Using the listing below, return each line exactly as it reads.
------------------------------------------------
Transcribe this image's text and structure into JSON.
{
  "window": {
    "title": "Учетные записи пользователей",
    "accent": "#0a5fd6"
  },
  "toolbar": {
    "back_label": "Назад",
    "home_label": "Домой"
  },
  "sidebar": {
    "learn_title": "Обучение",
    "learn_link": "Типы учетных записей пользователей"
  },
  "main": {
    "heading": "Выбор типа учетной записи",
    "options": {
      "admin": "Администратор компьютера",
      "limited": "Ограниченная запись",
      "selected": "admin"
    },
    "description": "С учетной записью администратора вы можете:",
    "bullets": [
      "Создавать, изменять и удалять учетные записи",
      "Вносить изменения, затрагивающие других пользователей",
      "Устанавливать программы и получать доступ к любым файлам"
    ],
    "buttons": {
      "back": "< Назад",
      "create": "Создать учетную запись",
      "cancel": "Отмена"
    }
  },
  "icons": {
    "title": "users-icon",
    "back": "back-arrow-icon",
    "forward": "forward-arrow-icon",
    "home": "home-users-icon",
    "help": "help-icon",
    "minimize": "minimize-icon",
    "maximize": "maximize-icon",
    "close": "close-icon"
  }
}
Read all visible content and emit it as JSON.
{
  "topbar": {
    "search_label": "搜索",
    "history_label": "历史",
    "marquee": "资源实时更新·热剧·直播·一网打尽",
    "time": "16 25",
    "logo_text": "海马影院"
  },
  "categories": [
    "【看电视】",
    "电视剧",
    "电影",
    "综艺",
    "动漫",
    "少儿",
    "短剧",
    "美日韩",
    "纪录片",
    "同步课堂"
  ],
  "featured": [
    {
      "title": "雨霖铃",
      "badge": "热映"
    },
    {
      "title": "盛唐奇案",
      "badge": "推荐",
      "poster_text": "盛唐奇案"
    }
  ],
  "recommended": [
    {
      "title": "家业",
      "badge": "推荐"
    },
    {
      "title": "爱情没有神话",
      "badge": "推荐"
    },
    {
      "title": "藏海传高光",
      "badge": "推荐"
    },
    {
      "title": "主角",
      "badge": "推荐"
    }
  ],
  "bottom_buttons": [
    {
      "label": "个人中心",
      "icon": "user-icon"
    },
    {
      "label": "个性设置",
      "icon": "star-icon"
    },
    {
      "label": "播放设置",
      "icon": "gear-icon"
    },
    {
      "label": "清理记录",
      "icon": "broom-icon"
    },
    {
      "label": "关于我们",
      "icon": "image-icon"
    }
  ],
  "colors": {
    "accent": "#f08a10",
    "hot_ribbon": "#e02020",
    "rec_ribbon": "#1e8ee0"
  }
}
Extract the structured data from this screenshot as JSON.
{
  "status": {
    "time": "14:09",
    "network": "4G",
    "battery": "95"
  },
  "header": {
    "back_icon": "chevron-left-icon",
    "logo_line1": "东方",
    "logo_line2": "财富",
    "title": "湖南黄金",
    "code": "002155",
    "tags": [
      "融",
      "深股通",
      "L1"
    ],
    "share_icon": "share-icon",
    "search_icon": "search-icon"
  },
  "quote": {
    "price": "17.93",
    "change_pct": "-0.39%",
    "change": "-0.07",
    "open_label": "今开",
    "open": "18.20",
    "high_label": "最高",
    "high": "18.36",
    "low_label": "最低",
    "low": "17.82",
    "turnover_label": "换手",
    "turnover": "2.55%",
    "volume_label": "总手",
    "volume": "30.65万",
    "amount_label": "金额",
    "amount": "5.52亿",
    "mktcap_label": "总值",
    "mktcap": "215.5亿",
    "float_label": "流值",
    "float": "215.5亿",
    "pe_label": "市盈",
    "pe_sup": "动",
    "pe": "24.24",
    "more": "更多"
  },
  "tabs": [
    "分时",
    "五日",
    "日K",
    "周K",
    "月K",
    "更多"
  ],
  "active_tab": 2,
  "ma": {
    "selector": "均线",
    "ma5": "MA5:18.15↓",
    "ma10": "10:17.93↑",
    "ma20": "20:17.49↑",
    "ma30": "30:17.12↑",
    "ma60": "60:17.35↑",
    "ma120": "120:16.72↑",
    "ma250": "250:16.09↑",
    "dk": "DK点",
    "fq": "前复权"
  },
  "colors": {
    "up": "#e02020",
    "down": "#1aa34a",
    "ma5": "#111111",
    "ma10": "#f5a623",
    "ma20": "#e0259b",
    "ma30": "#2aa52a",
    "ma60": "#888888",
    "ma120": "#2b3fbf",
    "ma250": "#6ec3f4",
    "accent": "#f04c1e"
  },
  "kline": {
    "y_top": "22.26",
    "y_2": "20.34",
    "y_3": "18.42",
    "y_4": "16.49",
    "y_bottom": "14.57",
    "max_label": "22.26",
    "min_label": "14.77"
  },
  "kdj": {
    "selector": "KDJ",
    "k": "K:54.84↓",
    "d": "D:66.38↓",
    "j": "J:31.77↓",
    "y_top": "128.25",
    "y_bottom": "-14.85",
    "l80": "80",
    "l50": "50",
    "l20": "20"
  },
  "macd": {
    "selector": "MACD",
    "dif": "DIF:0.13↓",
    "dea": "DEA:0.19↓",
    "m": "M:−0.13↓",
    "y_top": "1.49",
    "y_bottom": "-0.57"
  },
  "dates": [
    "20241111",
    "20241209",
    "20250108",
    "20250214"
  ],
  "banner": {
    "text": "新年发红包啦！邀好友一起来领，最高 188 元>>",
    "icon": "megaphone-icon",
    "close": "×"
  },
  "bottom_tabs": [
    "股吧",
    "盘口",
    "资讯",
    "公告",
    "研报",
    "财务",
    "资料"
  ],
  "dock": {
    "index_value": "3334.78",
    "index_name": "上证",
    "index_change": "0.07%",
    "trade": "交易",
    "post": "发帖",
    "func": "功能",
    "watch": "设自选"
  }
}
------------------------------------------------
Your solution ▸
Transcribe this image's text and structure into JSON.
{
  "window": {
    "title": "Учетные записи пользователей",
    "accent": "#0a5fd6"
  },
  "toolbar": {
    "back_label": "Назад",
    "home_label": "Домой"
  },
  "sidebar": {
    "learn_title": "Обучение",
    "learn_link": "Типы учетных записей пользователей"
  },
  "main": {
    "heading": "Выбор типа учетной записи",
    "options": {
      "admin": "Администратор компьютера",
      "limited": "Ограниченная запись",
      "selected": "admin"
    },
    "description": "С учетной записью администратора вы можете:",
    "bullets": [
      "Создавать, изменять и удалять учетные записи",
      "Вносить изменения, затрагивающие других пользователей",
      "Устанавливать программы и получать доступ к любым файлам"
    ],
    "buttons": {
      "back": "< Назад",
      "create": "Создать учетную запись",
      "cancel": "Отмена"
    }
  },
  "icons": {
    "title": "users-icon",
    "back": "back-arrow-icon",
    "forward": "forward-arrow-icon",
    "home": "home-users-icon",
    "help": "help-icon",
    "minimize": "minimize-icon",
    "maximize": "maximize-icon",
    "close": "close-icon"
  }
}
Read all visible content and emit it as JSON.
{
  "topbar": {
    "search_label": "搜索",
    "history_label": "历史",
    "marquee": "资源实时更新·热剧·直播·一网打尽",
    "time": "16 25",
    "logo_text": "海马影院"
  },
  "categories": [
    "【看电视】",
    "电视剧",
    "电影",
    "综艺",
    "动漫",
    "少儿",
    "短剧",
    "美日韩",
    "纪录片",
    "同步课堂"
  ],
  "featured": [
    {
      "title": "雨霖铃",
      "badge": "热映"
    },
    {
      "title": "盛唐奇案",
      "badge": "推荐",
      "poster_text": "盛唐奇案"
    }
  ],
  "recommended": [
    {
      "title": "家业",
      "badge": "推荐"
    },
    {
      "title": "爱情没有神话",
      "badge": "推荐"
    },
    {
      "title": "藏海传高光",
      "badge": "推荐"
    },
    {
      "title": "主角",
      "badge": "推荐"
    }
  ],
  "bottom_buttons": [
    {
      "label": "个人中心",
      "icon": "user-icon"
    },
    {
      "label": "个性设置",
      "icon": "star-icon"
    },
    {
      "label": "播放设置",
      "icon": "gear-icon"
    },
    {
      "label": "清理记录",
      "icon": "broom-icon"
    },
    {
      "label": "关于我们",
      "icon": "image-icon"
    }
  ],
  "colors": {
    "accent": "#f08a10",
    "hot_ribbon": "#e02020",
    "rec_ribbon": "#1e8ee0"
  }
}
Extract the structured data from this screenshot as JSON.
{
  "status": {
    "time": "14:09",
    "network": "4G",
    "battery": "95"
  },
  "header": {
    "back_icon": "chevron-left-icon",
    "logo_line1": "东方",
    "logo_line2": "财富",
    "title": "湖南黄金",
    "code": "002155",
    "tags": [
      "融",
      "深股通",
      "L1"
    ],
    "share_icon": "share-icon",
    "search_icon": "search-icon"
  },
  "quote": {
    "price": "17.93",
    "change_pct": "-0.39%",
    "change": "-0.07",
    "open_label": "今开",
    "open": "18.20",
    "high_label": "最高",
    "high": "18.36",
    "low_label": "最低",
    "low": "17.82",
    "turnover_label": "换手",
    "turnover": "2.55%",
    "volume_label": "总手",
    "volume": "30.65万",
    "amount_label": "金额",
    "amount": "5.52亿",
    "mktcap_label": "总值",
    "mktcap": "215.5亿",
    "float_label": "流值",
    "float": "215.5亿",
    "pe_label": "市盈",
    "pe_sup": "动",
    "pe": "24.24",
    "more": "更多"
  },
  "tabs": [
    "分时",
    "五日",
    "日K",
    "周K",
    "月K",
    "更多"
  ],
  "active_tab": 2,
  "ma": {
    "selector": "均线",
    "ma5": "MA5:18.15↓",
    "ma10": "10:17.93↑",
    "ma20": "20:17.49↑",
    "ma30": "30:17.12↑",
    "ma60": "60:17.35↑",
    "ma120": "120:16.72↑",
    "ma250": "250:16.09↑",
    "dk": "DK点",
    "fq": "前复权"
  },
  "colors": {
    "up": "#e02020",
    "down": "#1aa34a",
    "ma5": "#111111",
    "ma10": "#f5a623",
    "ma20": "#e0259b",
    "ma30": "#2aa52a",
    "ma60": "#888888",
    "ma120": "#2b3fbf",
    "ma250": "#6ec3f4",
    "accent": "#f04c1e"
  },
  "kline": {
    "y_top": "22.26",
    "y_2": "20.34",
    "y_3": "18.42",
    "y_4": "16.49",
    "y_bottom": "14.57",
    "max_label": "22.26",
    "min_label": "14.77"
  },
  "kdj": {
    "selector": "KDJ",
    "k": "K:54.84↓",
    "d": "D:66.38↓",
    "j": "J:31.77↓",
    "y_top": "128.25",
    "y_bottom": "-14.85",
    "l80": "80",
    "l50": "50",
    "l20": "20"
  },
  "macd": {
    "selector": "MACD",
    "dif": "DIF:0.13↓",
    "dea": "DEA:0.19↓",
    "m": "M:−0.13↓",
    "y_top": "1.49",
    "y_bottom": "-0.57"
  },
  "dates": [
    "20241111",
    "20241209",
    "20250108",
    "20250214"
  ],
  "banner": {
    "text": "新年发红包啦！邀好友一起来领，最高 188 元>>",
    "icon": "megaphone-icon",
    "close": "×"
  },
  "bottom_tabs": [
    "股吧",
    "盘口",
    "资讯",
    "公告",
    "研报",
    "财务",
    "资料"
  ],
  "dock": {
    "index_value": "3334.78",
    "index_name": "上证",
    "index_change": "0.07%",
    "trade": "交易",
    "post": "发帖",
    "func": "功能",
    "watch": "设自选"
  }
}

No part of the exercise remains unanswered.